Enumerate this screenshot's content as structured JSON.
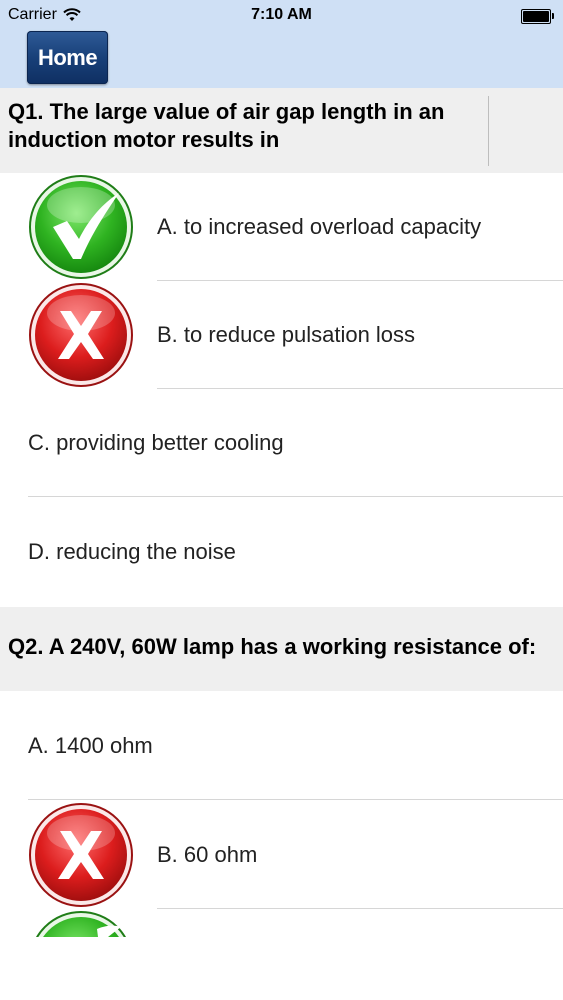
{
  "status_bar": {
    "carrier": "Carrier",
    "time": "7:10 AM"
  },
  "nav": {
    "home_label": "Home"
  },
  "colors": {
    "header_bg": "#cfe0f5",
    "question_bg": "#efefef",
    "correct": "#3fbf2f",
    "wrong": "#d81e1e"
  },
  "questions": [
    {
      "text": "Q1. The large value of air gap length in an induction motor results in",
      "options": [
        {
          "label": "A. to increased overload capacity",
          "mark": "check-icon"
        },
        {
          "label": "B.  to reduce pulsation loss",
          "mark": "cross-icon"
        },
        {
          "label": "C. providing better cooling",
          "mark": ""
        },
        {
          "label": "D. reducing the noise",
          "mark": ""
        }
      ]
    },
    {
      "text": "Q2. A 240V, 60W lamp has a working resistance of:",
      "options": [
        {
          "label": "A. 1400 ohm",
          "mark": ""
        },
        {
          "label": "B. 60 ohm",
          "mark": "cross-icon"
        }
      ]
    }
  ]
}
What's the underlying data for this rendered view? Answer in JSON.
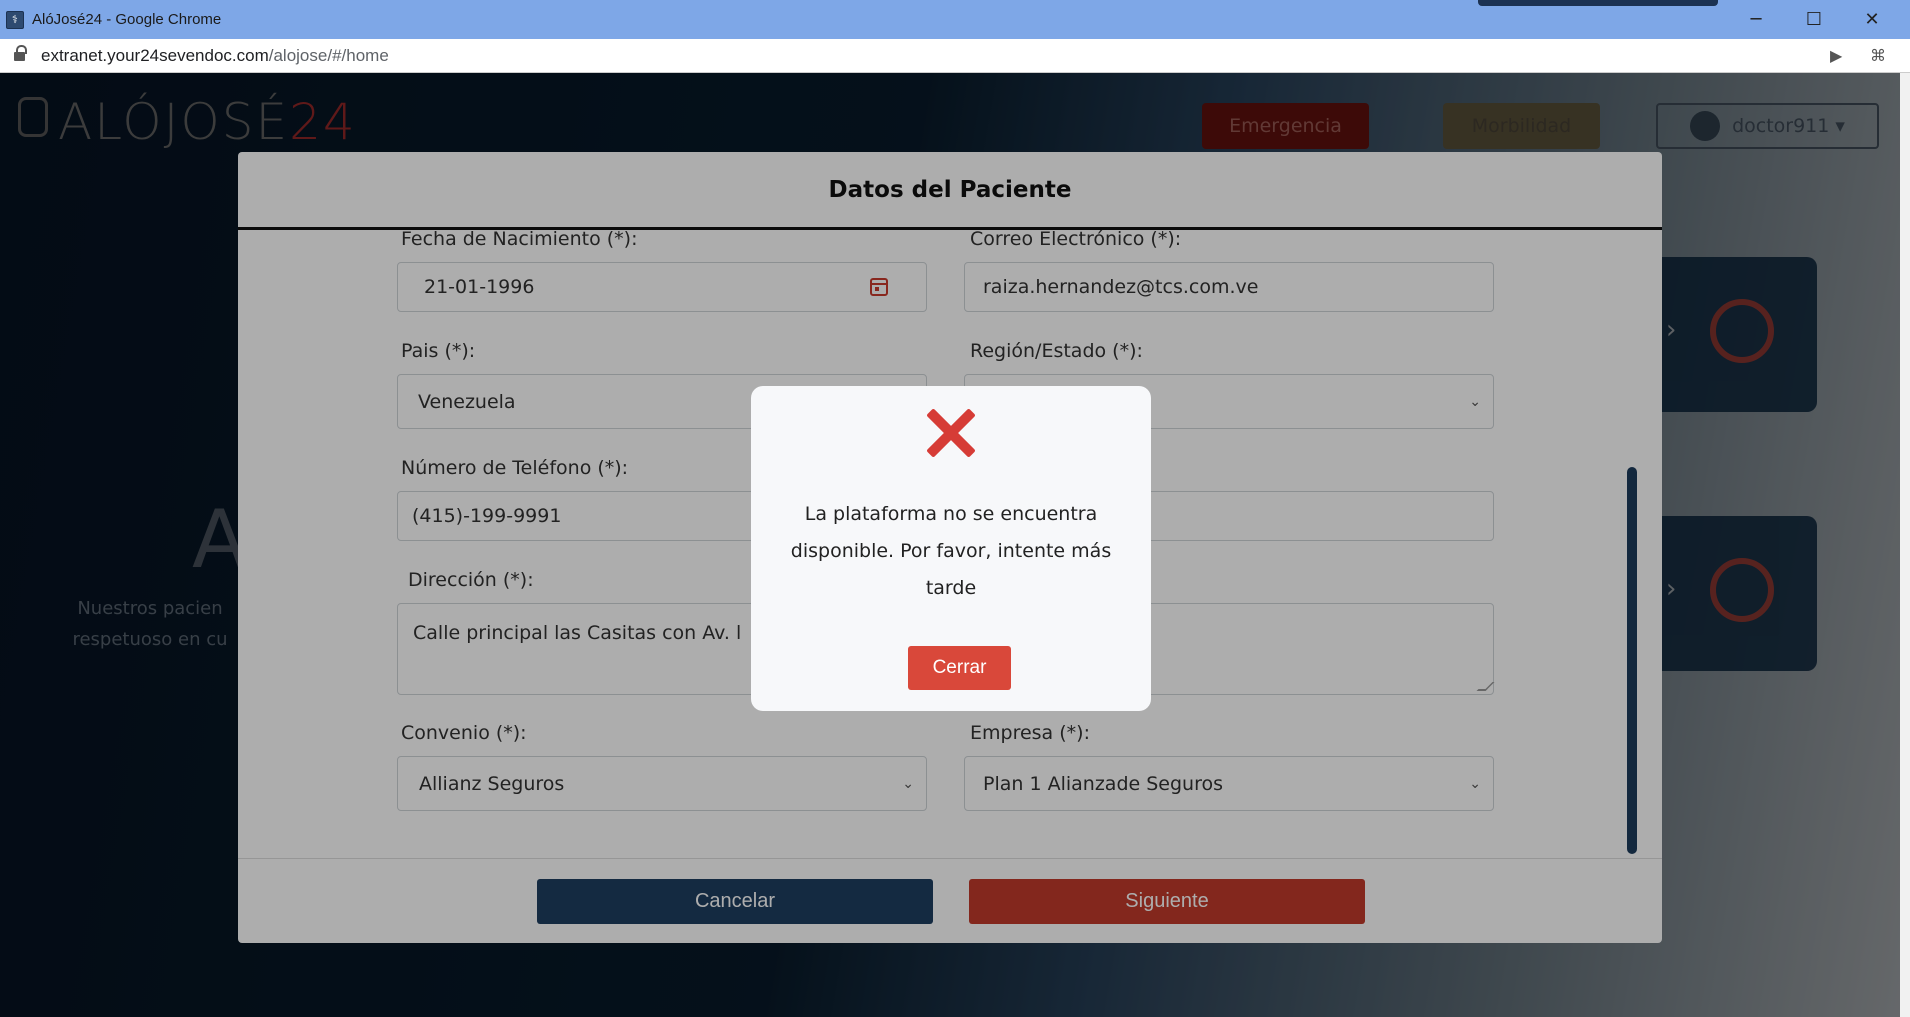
{
  "browser": {
    "window_title": "AlóJosé24 - Google Chrome",
    "url_host": "extranet.your24sevendoc.com",
    "url_path": "/alojose/#/home",
    "minimize_icon": "minimize-icon",
    "maximize_icon": "maximize-icon",
    "close_icon": "close-icon"
  },
  "site": {
    "logo_text": "ALÓJOSÉ",
    "logo_number": "24",
    "emergency_label": "Emergencia",
    "morbidity_label": "Morbilidad",
    "user_label": "doctor911",
    "hero_partial": "Al",
    "hero_line1": "Nuestros pacien",
    "hero_line2": "respetuoso en cu"
  },
  "patient_modal": {
    "title": "Datos del Paciente",
    "fields": {
      "birth_label": "Fecha de Nacimiento (*):",
      "birth_value": "21-01-1996",
      "email_label": "Correo Electrónico (*):",
      "email_value": "raiza.hernandez@tcs.com.ve",
      "country_label": "Pais (*):",
      "country_value": "Venezuela",
      "region_label": "Región/Estado (*):",
      "region_value": "",
      "phone_label": "Número de Teléfono (*):",
      "phone_value": "(415)-199-9991",
      "address_label": "Dirección (*):",
      "address_value": "Calle principal las Casitas con Av. l",
      "agreement_label": "Convenio (*):",
      "agreement_value": "Allianz Seguros",
      "company_label": "Empresa (*):",
      "company_value": "Plan 1 Alianzade Seguros"
    },
    "cancel_label": "Cancelar",
    "next_label": "Siguiente"
  },
  "alert": {
    "icon": "error-x-icon",
    "message": "La plataforma no se encuentra disponible. Por favor, intente más tarde",
    "close_label": "Cerrar"
  },
  "colors": {
    "accent_red": "#d9483a",
    "navy": "#1d3c5c",
    "title_bar": "#7ea7e7"
  }
}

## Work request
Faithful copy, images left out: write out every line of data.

## Problem solution
Enumerate this screenshot's content as structured JSON.
{
  "status_bar": {
    "carrier": "Carrier",
    "time": "7:10 AM"
  },
  "nav": {
    "home_label": "Home"
  },
  "colors": {
    "header_bg": "#cfe0f5",
    "question_bg": "#efefef",
    "correct": "#3fbf2f",
    "wrong": "#d81e1e"
  },
  "questions": [
    {
      "text": "Q1. The large value of air gap length in an induction motor results in",
      "options": [
        {
          "label": "A. to increased overload capacity",
          "mark": "check-icon"
        },
        {
          "label": "B.  to reduce pulsation loss",
          "mark": "cross-icon"
        },
        {
          "label": "C. providing better cooling",
          "mark": ""
        },
        {
          "label": "D. reducing the noise",
          "mark": ""
        }
      ]
    },
    {
      "text": "Q2. A 240V, 60W lamp has a working resistance of:",
      "options": [
        {
          "label": "A. 1400 ohm",
          "mark": ""
        },
        {
          "label": "B. 60 ohm",
          "mark": "cross-icon"
        }
      ]
    }
  ]
}
What's the underlying data for this rendered view? Answer in JSON.
{
  "browser": {
    "window_title": "AlóJosé24 - Google Chrome",
    "url_host": "extranet.your24sevendoc.com",
    "url_path": "/alojose/#/home",
    "minimize_icon": "minimize-icon",
    "maximize_icon": "maximize-icon",
    "close_icon": "close-icon"
  },
  "site": {
    "logo_text": "ALÓJOSÉ",
    "logo_number": "24",
    "emergency_label": "Emergencia",
    "morbidity_label": "Morbilidad",
    "user_label": "doctor911",
    "hero_partial": "Al",
    "hero_line1": "Nuestros pacien",
    "hero_line2": "respetuoso en cu"
  },
  "patient_modal": {
    "title": "Datos del Paciente",
    "fields": {
      "birth_label": "Fecha de Nacimiento (*):",
      "birth_value": "21-01-1996",
      "email_label": "Correo Electrónico (*):",
      "email_value": "raiza.hernandez@tcs.com.ve",
      "country_label": "Pais (*):",
      "country_value": "Venezuela",
      "region_label": "Región/Estado (*):",
      "region_value": "",
      "phone_label": "Número de Teléfono (*):",
      "phone_value": "(415)-199-9991",
      "address_label": "Dirección (*):",
      "address_value": "Calle principal las Casitas con Av. l",
      "agreement_label": "Convenio (*):",
      "agreement_value": "Allianz Seguros",
      "company_label": "Empresa (*):",
      "company_value": "Plan 1 Alianzade Seguros"
    },
    "cancel_label": "Cancelar",
    "next_label": "Siguiente"
  },
  "alert": {
    "icon": "error-x-icon",
    "message": "La plataforma no se encuentra disponible. Por favor, intente más tarde",
    "close_label": "Cerrar"
  },
  "colors": {
    "accent_red": "#d9483a",
    "navy": "#1d3c5c",
    "title_bar": "#7ea7e7"
  }
}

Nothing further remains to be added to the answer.